5. Make Eye Contact With The Camera
Numerous studies show that the more people look at each other, the more they like each other. This also holds true when looking at a photo of someone. People whose eyes were obstructed by sunglasses, hair, glare, or shadow in their photos received lower ratings across the board than participants who looked into the camera.
6. Stick with a bust (head and shoulders) or torso (head to waist) shot
Face-only close-ups brought likeability scores down, while full body photos negatively affected competence and influence.
7. Avoid too-dark photos or high color saturation
X-Pro and Valencia are best left to Instagram. Having a too-dark photo (one that mimics nighttime or a dark room) brought scores down, as did very high color saturation.
Bonus tip: Avoid direct sunlight and overhead light sources. Experts recommend positioning yourself in front of light filtering in through a window, or posing in a lamp-lit room to give your photo a warm glow.
In addition to recommendations from the PhotoFeeler study, we also rounded up a couple of suggestions worth experimenting with in the background of your profile photo, or on LinkedIn’s cover photo.
Try This: Make Your Profile Photo Stand Out With A Bright Background Color
There are colors that make us anxious, colors that calm — and yes, even colors that sell.
According to management research, it takes just 90 seconds for a customer to form an opinion about a product. 62-90% of that assessment is based on the color of the product alone.
It’s no wonder there have been many attempts to attach specific emotions to various colors:
Of course, it’s not that easy. Our feelings about color are rooted in personal experiences and can be subjective.

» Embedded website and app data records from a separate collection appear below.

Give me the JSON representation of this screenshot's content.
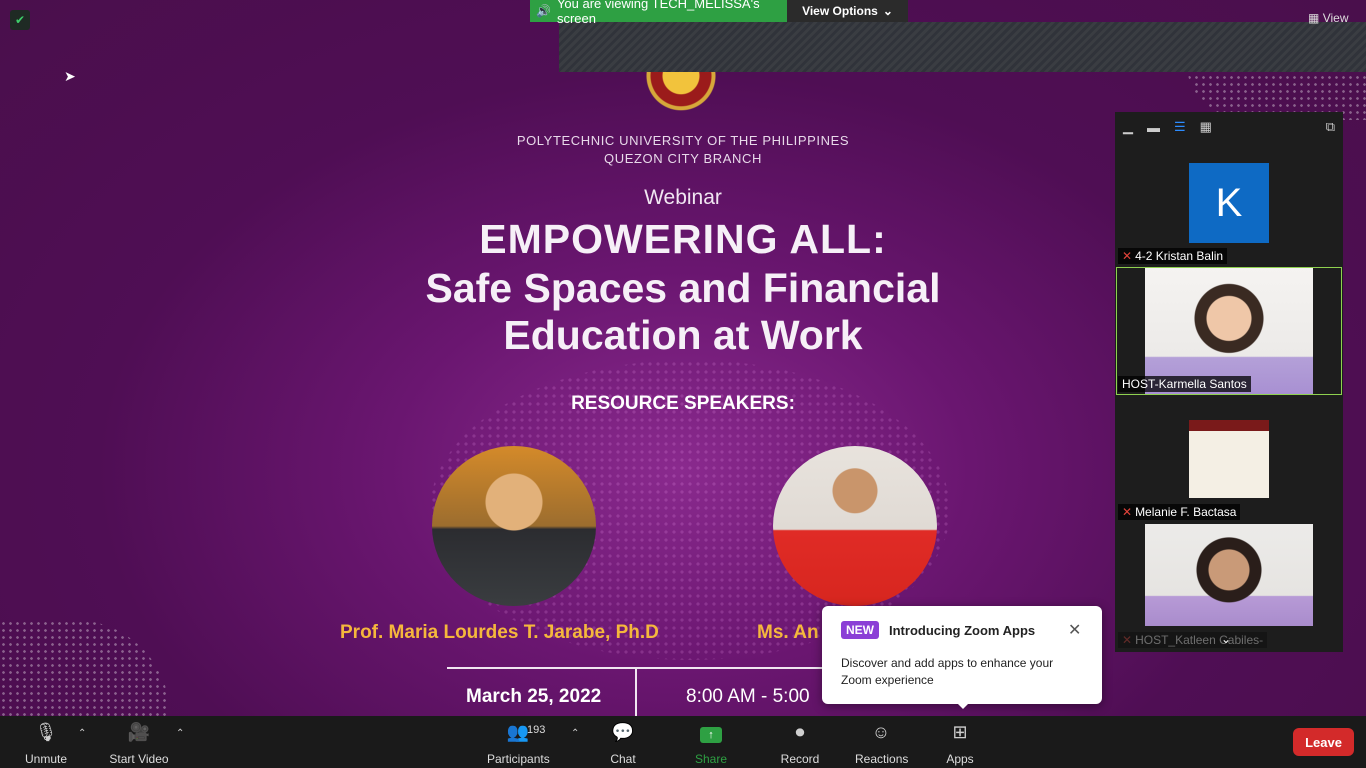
{
  "banner": {
    "viewing_text": "You are viewing TECH_MELISSA's screen",
    "view_options": "View Options",
    "view_button": "View"
  },
  "slide": {
    "university_line1": "POLYTECHNIC UNIVERSITY OF THE PHILIPPINES",
    "university_line2": "QUEZON CITY BRANCH",
    "webinar": "Webinar",
    "title_line1": "EMPOWERING ALL:",
    "title_line2": "Safe Spaces and Financial",
    "title_line3": "Education at Work",
    "resource_speakers": "RESOURCE SPEAKERS:",
    "speaker1_name": "Prof. Maria Lourdes T. Jarabe, Ph.D",
    "speaker2_name_partial": "Ms. An",
    "date": "March 25, 2022",
    "time_partial": "8:00 AM - 5:00"
  },
  "participants_panel": {
    "tiles": [
      {
        "name": "4-2 Kristan Balin",
        "avatar_letter": "K",
        "muted": true
      },
      {
        "name": "HOST-Karmella Santos",
        "muted": false,
        "active_speaker": true
      },
      {
        "name": "Melanie F. Bactasa",
        "muted": true
      },
      {
        "name": "HOST_Katleen Cabiles-",
        "muted": true
      }
    ]
  },
  "popup": {
    "badge": "NEW",
    "title": "Introducing Zoom Apps",
    "body": "Discover and add apps to enhance your Zoom experience"
  },
  "toolbar": {
    "unmute": "Unmute",
    "start_video": "Start Video",
    "participants": "Participants",
    "participants_count": "193",
    "chat": "Chat",
    "share_screen": "Share Screen",
    "record": "Record",
    "reactions": "Reactions",
    "apps": "Apps",
    "leave": "Leave"
  },
  "colors": {
    "share_green": "#2ea043",
    "leave_red": "#d32a2a",
    "active_speaker_border": "#8fd14f",
    "accent_blue": "#2d8cff",
    "new_badge": "#8b3fd6"
  }
}
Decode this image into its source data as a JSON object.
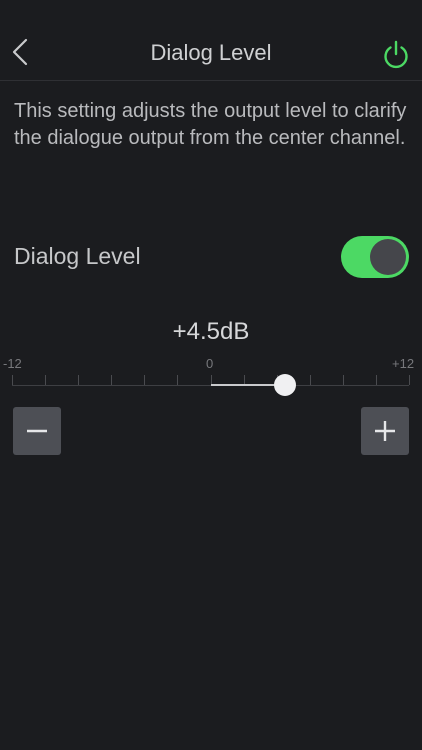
{
  "header": {
    "title": "Dialog Level",
    "back_icon": "chevron-left-icon",
    "power_icon": "power-icon",
    "power_color": "#4cd964"
  },
  "description": "This setting adjusts the output level to clarify the dialogue output from the center channel.",
  "dialog_toggle": {
    "label": "Dialog Level",
    "state": "on",
    "on_color": "#4cd964"
  },
  "slider": {
    "value_text": "+4.5dB",
    "value": 4.5,
    "min": -12,
    "max": 12,
    "min_label": "-12",
    "mid_label": "0",
    "max_label": "+12",
    "step": 1
  },
  "stepper": {
    "minus_icon": "minus-icon",
    "plus_icon": "plus-icon"
  }
}
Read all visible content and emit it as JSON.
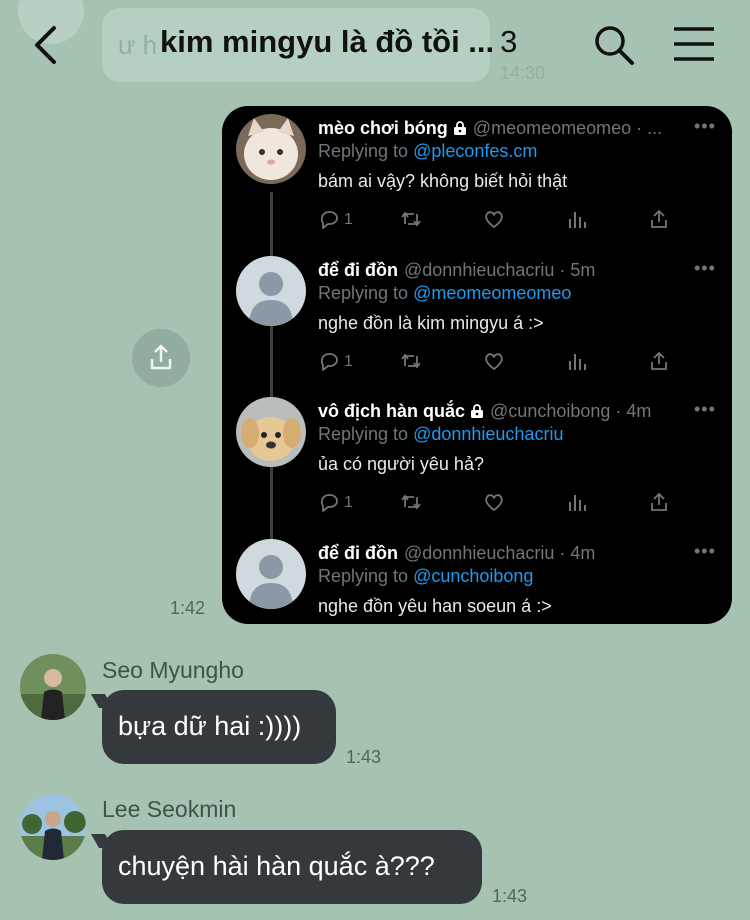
{
  "header": {
    "title": "kim mingyu là đồ tồi ...",
    "count": "3",
    "prev_message": "ư h",
    "prev_time": "14:30"
  },
  "tweets": [
    {
      "name": "mèo chơi bóng",
      "locked": true,
      "handle": "@meomeomeomeo · ...",
      "reply_label": "Replying to",
      "reply_to": "@pleconfes.cm",
      "text": "bám ai vậy? không biết hỏi thật",
      "reply_count": "1",
      "avatar": "cat-avatar"
    },
    {
      "name": "để đi đồn",
      "locked": false,
      "handle": "@donnhieuchacriu · 5m",
      "reply_label": "Replying to",
      "reply_to": "@meomeomeomeo",
      "text": "nghe đồn là kim mingyu á :>",
      "reply_count": "1",
      "avatar": "default-avatar"
    },
    {
      "name": "vô địch hàn quắc",
      "locked": true,
      "handle": "@cunchoibong · 4m",
      "reply_label": "Replying to",
      "reply_to": "@donnhieuchacriu",
      "text": "ủa có người yêu hả?",
      "reply_count": "1",
      "avatar": "dog-avatar"
    },
    {
      "name": "để đi đồn",
      "locked": false,
      "handle": "@donnhieuchacriu · 4m",
      "reply_label": "Replying to",
      "reply_to": "@cunchoibong",
      "text": "nghe đồn yêu han soeun á :>",
      "reply_count": "",
      "avatar": "default-avatar"
    }
  ],
  "image_message_time": "1:42",
  "messages": [
    {
      "sender": "Seo Myungho",
      "text": "bựa dữ hai :))))",
      "time": "1:43"
    },
    {
      "sender": "Lee Seokmin",
      "text": "chuyện hài hàn quắc à???",
      "time": "1:43"
    }
  ],
  "colors": {
    "chat_background": "#a6c2b1",
    "bubble": "#34393d",
    "tweet_link": "#1d9bf0",
    "tweet_muted": "#71767b"
  }
}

We can’t offer you a clear-cut set of guidelines for choosing colors for your cover photo or profile picture. But it is worthwhile to think about how color could be used to catch someone’s eye or stand out in a sea of LinkedIn profile photos.
Consider this: Try using a bright color in the background of your Twitter or LinkedIn profile photo. Rand Fishkin, founder of Moz and social media mastermind, once found that using orange in the background of his Twitter profile photo helped him gain more followers. In another series of tests (using the images below), Cyrus Shepard of Moz discovered that red was his ticket to increasing Google+ traffic by 35%.
Marjorie Kase, a solutions consultant at Adobe Social, recommends incorporating imagery that reflects the field you work in. But rather than decking yourself out in company swag, consider incorporating your company’s branding within an often underused visual asset — your LinkedIn cover photo.
A great example of this comes from none other than Mr. Social Selling himself — Koka Sexton of LinkedIn. His cover photo clearly shows who he is, what he values, and his area of expertise.
We designed this handy guide to help you remember ideal sizes of cover photos and profile pictures across three of the most common channels social sellers use to connect with buyers: LinkedIn, Twitter, and Gmail.
Over To You
The research is clear: Effective images are key to making yourself appear competent, influential, and trustworthy. If you’re interested in trying something new with your own LinkedIn profile photo, use these recommendations as a guide to nailing that crucial first impression online.